Because this is how I read the Gospel, I have chosen to be a minister and member of a church with a wide porch and an open door. John Meunier says this same thing about his Methodist identity. “The atonement made by Jesus Christ is for all people everywhere,” he writes, adding, “I will shout ‘amen’ to anyone who proclaims that message.” But then he quickly reminds his readers that there’s more to Christianity than just its wide porch and open front door.
“What confuses me,” he writes, “is when Jesus Christ’s call to all people is treated as if it was the last word rather than the first word.” “People speak of all being welcome,” he observes, “as if Jesus said nothing about transformation and change.” Yes, yes, yes… Everyone is invited and welcomed into God’s kingdom,” John explains, “everyone… No exceptions.” “But we are called to put on Christ,” he adds, “we are called to be new creatures. We are called to holiness of heart and life. We are called to put off sin and put on Christ.” Once we’ve become Christians, once we’ve walked across the wide porch of the Gospel’s “whosoever” welcome and stepped through the open door of God’s grace demonstrated in Christ’s saving work, there then remains a long process of “being” a Christian. This is the “edifice” of Christianity, the new life in Christ into which we grow.
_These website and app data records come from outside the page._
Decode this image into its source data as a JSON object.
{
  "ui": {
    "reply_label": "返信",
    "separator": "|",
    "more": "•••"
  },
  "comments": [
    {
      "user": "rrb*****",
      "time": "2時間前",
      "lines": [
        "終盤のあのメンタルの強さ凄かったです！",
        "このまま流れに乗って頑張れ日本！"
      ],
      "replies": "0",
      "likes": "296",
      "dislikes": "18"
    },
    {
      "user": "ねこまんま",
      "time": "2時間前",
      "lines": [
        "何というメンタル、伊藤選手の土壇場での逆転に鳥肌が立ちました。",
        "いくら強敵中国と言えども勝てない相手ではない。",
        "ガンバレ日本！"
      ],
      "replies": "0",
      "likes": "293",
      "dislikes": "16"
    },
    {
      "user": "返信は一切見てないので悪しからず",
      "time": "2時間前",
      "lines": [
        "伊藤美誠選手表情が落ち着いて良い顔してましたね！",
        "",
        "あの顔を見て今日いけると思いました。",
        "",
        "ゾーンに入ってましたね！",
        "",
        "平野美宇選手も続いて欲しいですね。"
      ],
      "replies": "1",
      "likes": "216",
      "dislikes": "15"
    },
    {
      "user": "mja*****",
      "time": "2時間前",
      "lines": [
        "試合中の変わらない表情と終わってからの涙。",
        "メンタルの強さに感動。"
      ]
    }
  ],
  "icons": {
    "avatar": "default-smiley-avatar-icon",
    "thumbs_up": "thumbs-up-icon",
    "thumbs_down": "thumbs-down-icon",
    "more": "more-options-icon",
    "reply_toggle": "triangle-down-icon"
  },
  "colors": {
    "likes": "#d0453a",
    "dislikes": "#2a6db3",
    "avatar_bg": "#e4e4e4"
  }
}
I became a Christian by a conscious decision of faith made in a moment of time nearly 60 years ago. I crossed the front porch of Christianity and stepped in through the open door that is Christ. The Gospel is a message about how all are invited to and will be welcomed in the embrace of God’s grace. I am glad to be part of a church that “gets” this.
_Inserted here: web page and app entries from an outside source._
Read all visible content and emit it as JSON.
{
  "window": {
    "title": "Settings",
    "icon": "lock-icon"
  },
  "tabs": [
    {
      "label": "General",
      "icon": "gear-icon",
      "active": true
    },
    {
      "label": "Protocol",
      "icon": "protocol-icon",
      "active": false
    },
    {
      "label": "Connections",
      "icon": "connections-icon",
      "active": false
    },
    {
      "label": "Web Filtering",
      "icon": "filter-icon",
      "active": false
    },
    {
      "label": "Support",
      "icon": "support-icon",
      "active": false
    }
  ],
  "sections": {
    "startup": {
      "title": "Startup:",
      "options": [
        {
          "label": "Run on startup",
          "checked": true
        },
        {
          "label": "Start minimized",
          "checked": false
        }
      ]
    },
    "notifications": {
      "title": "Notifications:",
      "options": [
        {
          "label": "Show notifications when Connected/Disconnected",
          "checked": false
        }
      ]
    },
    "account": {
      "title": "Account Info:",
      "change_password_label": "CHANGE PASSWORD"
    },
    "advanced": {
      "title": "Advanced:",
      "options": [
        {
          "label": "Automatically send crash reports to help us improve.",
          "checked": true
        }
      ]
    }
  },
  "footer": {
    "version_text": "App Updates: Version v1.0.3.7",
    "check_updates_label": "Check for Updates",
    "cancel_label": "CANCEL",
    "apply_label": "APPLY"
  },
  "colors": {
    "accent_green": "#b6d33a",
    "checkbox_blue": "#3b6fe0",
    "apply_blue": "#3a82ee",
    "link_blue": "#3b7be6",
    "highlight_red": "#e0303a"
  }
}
But being a Christian is something that I’m still working on even as I now approach my seventh decade of life. It’s been a slow and often painful process. In the language of Colossians, there are things about me that are entirely inconsistent with Christ and what Christ is doing in me, and so I’ve had to change. There are things about me that I’ve had to “put away” and “put to death” (3:5-11). There still are. And in their place, there have been Christ-like qualities that I have had to “put on” because Christ has made His own (3:12-17). It’s taken time for some of these Christ-like attitudes and actions to take root in the sometimes hard, sometimes shallow, and sometimes crowded soil of my heart (Matthew 13:1-9; 18-23).
What Chuck Swindoll once said about remodeling his house applies equally to the “good work” of spiritual and moral renewal that Jesus Christ as Lord and Savior begins in us the minute we step across the threshold of faith. It will “take longer than you planned, cost more than you figured, be messier than you anticipated, and require greater determination than you expected.” But it will eventually get finished (Philippians 1:6) because Christ Jesus has made us His own (Philippians 3:12), and God is at work in us (Philippians 2:13).
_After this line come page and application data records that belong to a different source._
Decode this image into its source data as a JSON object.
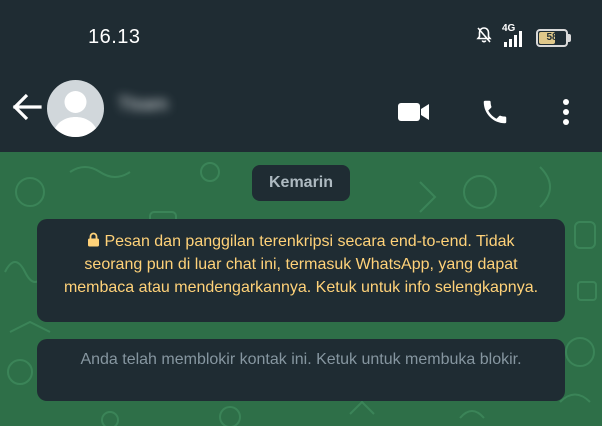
{
  "status_bar": {
    "time": "16.13",
    "network": "4G",
    "battery_level": "58",
    "icons": [
      "bell-off-icon",
      "signal-icon",
      "battery-icon"
    ]
  },
  "app_bar": {
    "contact_name": "Ttsam",
    "icons": [
      "back-arrow-icon",
      "avatar-placeholder-icon",
      "video-call-icon",
      "voice-call-icon",
      "more-vert-icon"
    ]
  },
  "chat": {
    "date_label": "Kemarin",
    "encryption_notice": "Pesan dan panggilan terenkripsi secara end-to-end. Tidak seorang pun di luar chat ini, termasuk WhatsApp, yang dapat membaca atau mendengarkannya. Ketuk untuk info selengkapnya.",
    "blocked_notice": "Anda telah memblokir kontak ini. Ketuk untuk membuka blokir."
  },
  "colors": {
    "bar": "#1f2c33",
    "chat_background": "#2e6f48",
    "notice_text": "#ffd279",
    "muted_text": "#8696a0"
  }
}
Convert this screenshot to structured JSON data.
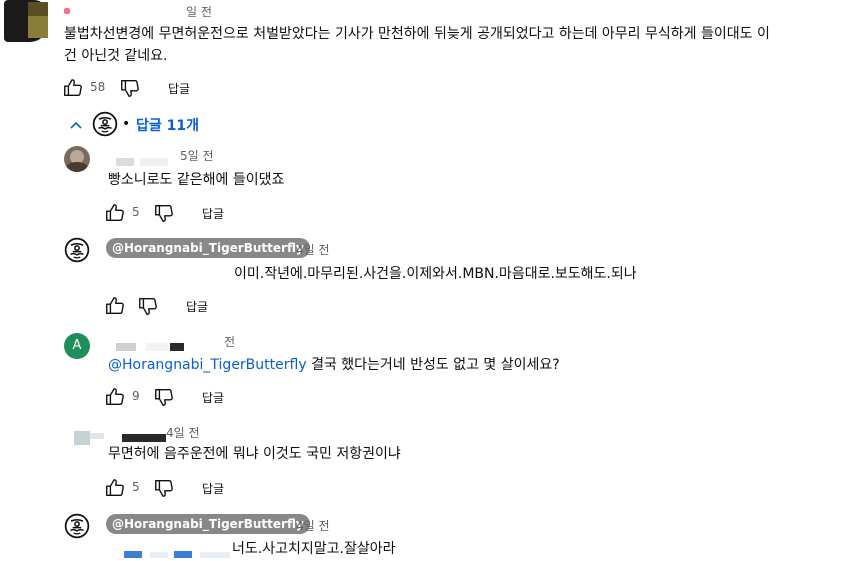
{
  "top_comment": {
    "time": "일 전",
    "text_line1": "불법차선변경에 무면허운전으로 처벌받았다는 기사가 만천하에 뒤늦게 공개되었다고 하는데 아무리 무식하게 들이대도 이",
    "text_line2": "건 아닌것 같네요.",
    "likes": "58",
    "reply_label": "답글"
  },
  "replies_toggle": {
    "bullet": "•",
    "label": "답글 11개"
  },
  "replies": [
    {
      "time": "5일 전",
      "text": "빵소니로도 같은해에 들이댔죠",
      "likes": "5",
      "reply_label": "답글"
    },
    {
      "channel": "@Horangnabi_TigerButterfly",
      "time": "4일 전",
      "text": "이미.작년에.마무리된.사건을.이제와서.MBN.마음대로.보도해도.되나",
      "likes": "",
      "reply_label": "답글"
    },
    {
      "avatar_letter": "A",
      "time": "전",
      "mention": "@Horangnabi_TigerButterfly",
      "text": " 결국 했다는거네 반성도 없고 몇 살이세요?",
      "likes": "9",
      "reply_label": "답글"
    },
    {
      "time": "4일 전",
      "text": "무면허에 음주운전에 뭐냐 이것도 국민 저항권이냐",
      "likes": "5",
      "reply_label": "답글"
    },
    {
      "channel": "@Horangnabi_TigerButterfly",
      "time": "4일 전",
      "text": "너도.사고치지말고.잘살아라"
    }
  ],
  "colors": {
    "link": "#065fd4",
    "chip": "#888888",
    "avatar_green": "#1e8e5a"
  },
  "icons": [
    "thumb-up-icon",
    "thumb-down-icon",
    "chevron-up-icon",
    "mask-avatar-icon"
  ]
}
God in Christ by the Spirit wants to save “all” of us, quantitively speaking. There is no one who is not invited. There is no one who will not be welcomed. There is nobody who is outside the scope of God’s saving purpose or beyond the reach of God’s saving hand. But God in Christ by the Spirit wants to save “all” of us, qualitatively speaking, as well. There is no part of us that God isn’t going to change in us for the better. As the old evangelist put it, “God loves us just as we are, but God loves us too much to leave us like that.” When we say that “all means all,” we need to be clear that we’re not just talking about the porch and front door of Christianity that stands open to all, but the whole edifice of our lives, every nook and cranny, that God in Christ by the Spirit is going to transform.